The story could end there. But I had a trunk full of groceries and water to deliver. I anticipated dropping it off, a hearty “thank you,” and be on my way. The gentleman who took the donations changed my thinking.
As he came over to help me unload my car, I asked how he was doing. I was just making chit chat. He replied “I’m doing great. I’m even happier because of the thought of you donating.”
Over the top, but he seemed genuine when he said it. I always wonder how people attain that honest level of enthusiasm. He WAS happier because I was bringing food and water in.
He told me that shelters and non-profits in Phoenix really struggle during the summer months, because so much of the population retreats to places with cooler climates. Of course, those are the months when it is even more difficult to be in need.
We didn’t talk for long, but in the few moments I spent with him, his kindness left me feeling like a hero for the day. I got my gold star, but I didn’t need it. I came away understanding the importance of what I’m doing. It’s not just something nice to make me feel justified in living the comfortable life that I do. It’s not a topic to write about. It’s not a way to get my pat on the back.
Do it because it is NEEDED. Endlessly needed. Whether or not you want to, if it makes you happy. Being kind is just the way to live.
When I started the drive, I explained to my sons that we were collecting food for people who did not have enough. They have never experienced hunger beyond wanting a snack and having to endure the car ride home before they could have one. They didn’t really get the concept. I told them “there is nothing worse than being hungry and not having food to eat. We have plenty of food, so we give food to other people who might not have enough.”
I had no idea the boys had been listening to the conversation I had with the donation attendant. As I got Liam out of his car seat at the next stop, he began reciting the things the gentleman told me. He said “there are still people who don’t have enough food, so we have to save some every day.” I hate that he is right.
I hate that my heart saw that woman on the street and wanted to help, but my head questioned whether or not she needed it. I’m not saying empty your wallet to every person shaking a cup. But wouldn’t it be a better world if we thought with our hearts a little more- if we felt the same compulsion to help as we did to question? In the end, I am no worse off than I was. I would happily pay $7 for peace of mind.

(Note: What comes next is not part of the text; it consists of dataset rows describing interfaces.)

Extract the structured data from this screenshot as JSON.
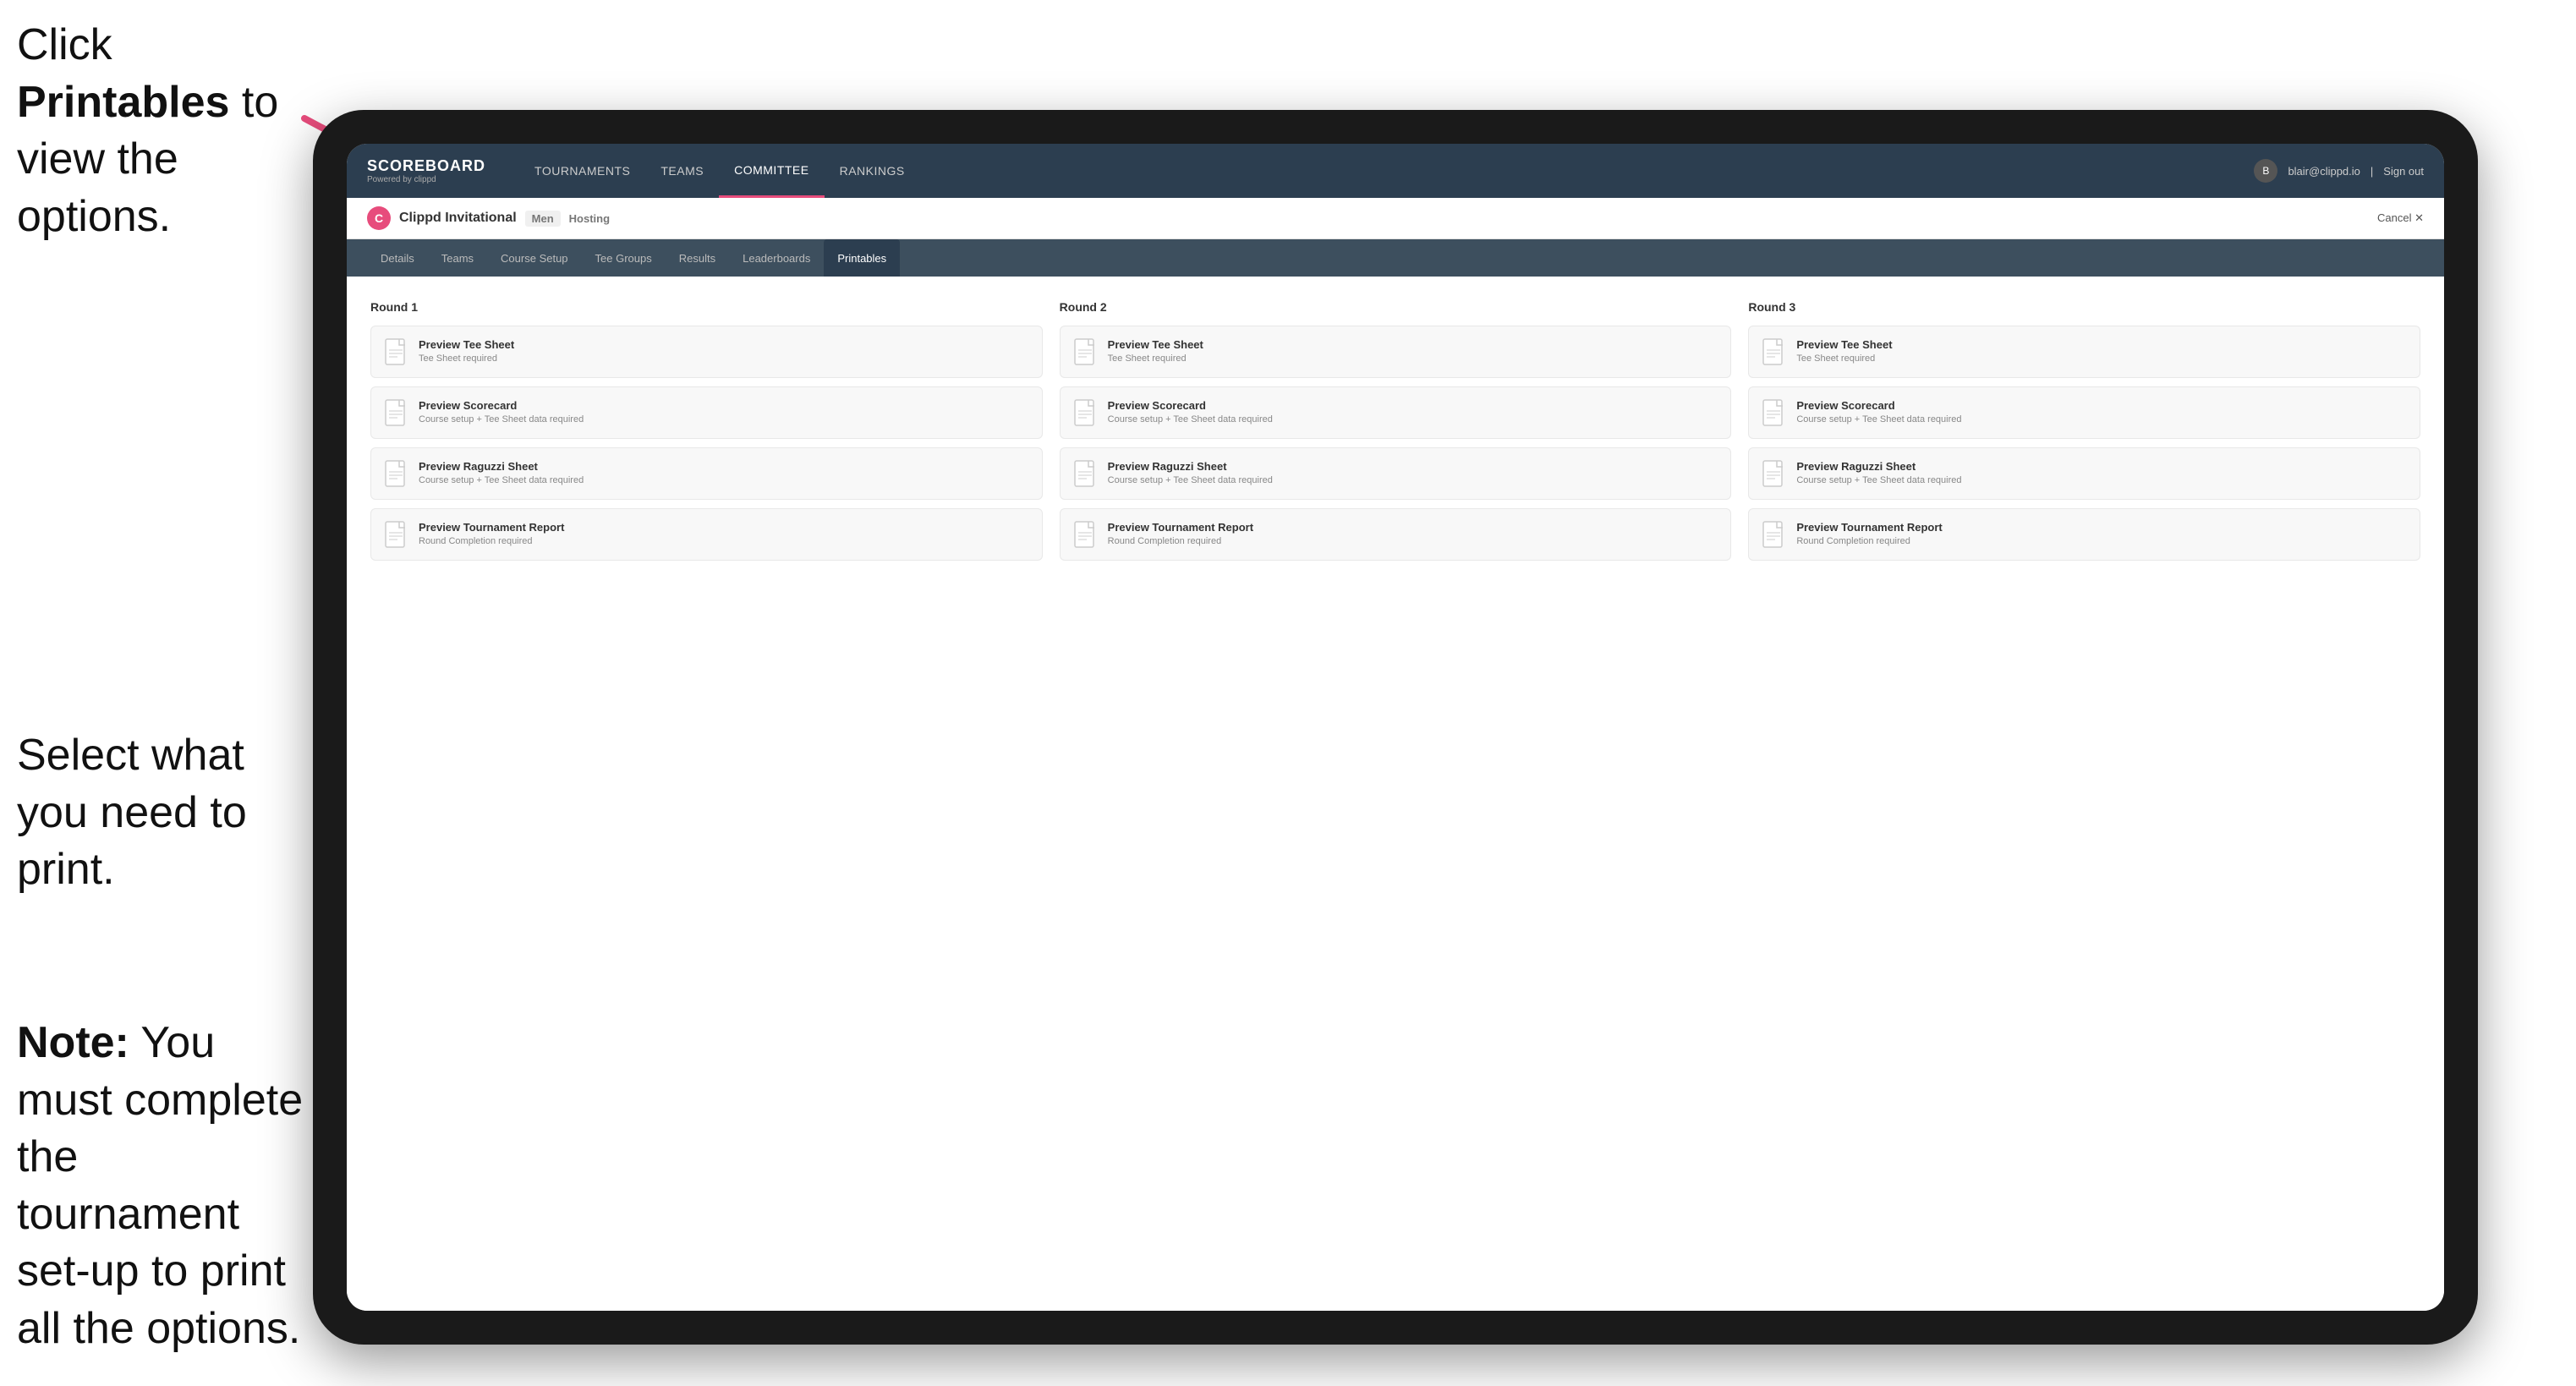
{
  "annotations": {
    "top": {
      "text_before": "Click ",
      "bold": "Printables",
      "text_after": " to view the options."
    },
    "middle": {
      "line1": "Select what you",
      "line2": "need to print."
    },
    "bottom": {
      "line1": "Note:",
      "line2": " You must complete the tournament set-up to print all the options."
    }
  },
  "nav": {
    "logo": "SCOREBOARD",
    "logo_sub": "Powered by clippd",
    "links": [
      {
        "label": "TOURNAMENTS",
        "active": false
      },
      {
        "label": "TEAMS",
        "active": false
      },
      {
        "label": "COMMITTEE",
        "active": false
      },
      {
        "label": "RANKINGS",
        "active": false
      }
    ],
    "user_email": "blair@clippd.io",
    "sign_out": "Sign out"
  },
  "tournament": {
    "name": "Clippd Invitational",
    "bracket": "Men",
    "hosting": "Hosting",
    "cancel": "Cancel"
  },
  "sub_tabs": [
    {
      "label": "Details",
      "active": false
    },
    {
      "label": "Teams",
      "active": false
    },
    {
      "label": "Course Setup",
      "active": false
    },
    {
      "label": "Tee Groups",
      "active": false
    },
    {
      "label": "Results",
      "active": false
    },
    {
      "label": "Leaderboards",
      "active": false
    },
    {
      "label": "Printables",
      "active": true
    }
  ],
  "rounds": [
    {
      "title": "Round 1",
      "items": [
        {
          "title": "Preview Tee Sheet",
          "subtitle": "Tee Sheet required"
        },
        {
          "title": "Preview Scorecard",
          "subtitle": "Course setup + Tee Sheet data required"
        },
        {
          "title": "Preview Raguzzi Sheet",
          "subtitle": "Course setup + Tee Sheet data required"
        },
        {
          "title": "Preview Tournament Report",
          "subtitle": "Round Completion required"
        }
      ]
    },
    {
      "title": "Round 2",
      "items": [
        {
          "title": "Preview Tee Sheet",
          "subtitle": "Tee Sheet required"
        },
        {
          "title": "Preview Scorecard",
          "subtitle": "Course setup + Tee Sheet data required"
        },
        {
          "title": "Preview Raguzzi Sheet",
          "subtitle": "Course setup + Tee Sheet data required"
        },
        {
          "title": "Preview Tournament Report",
          "subtitle": "Round Completion required"
        }
      ]
    },
    {
      "title": "Round 3",
      "items": [
        {
          "title": "Preview Tee Sheet",
          "subtitle": "Tee Sheet required"
        },
        {
          "title": "Preview Scorecard",
          "subtitle": "Course setup + Tee Sheet data required"
        },
        {
          "title": "Preview Raguzzi Sheet",
          "subtitle": "Course setup + Tee Sheet data required"
        },
        {
          "title": "Preview Tournament Report",
          "subtitle": "Round Completion required"
        }
      ]
    }
  ]
}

This challenge is changing me. The end of the story has yet to be written.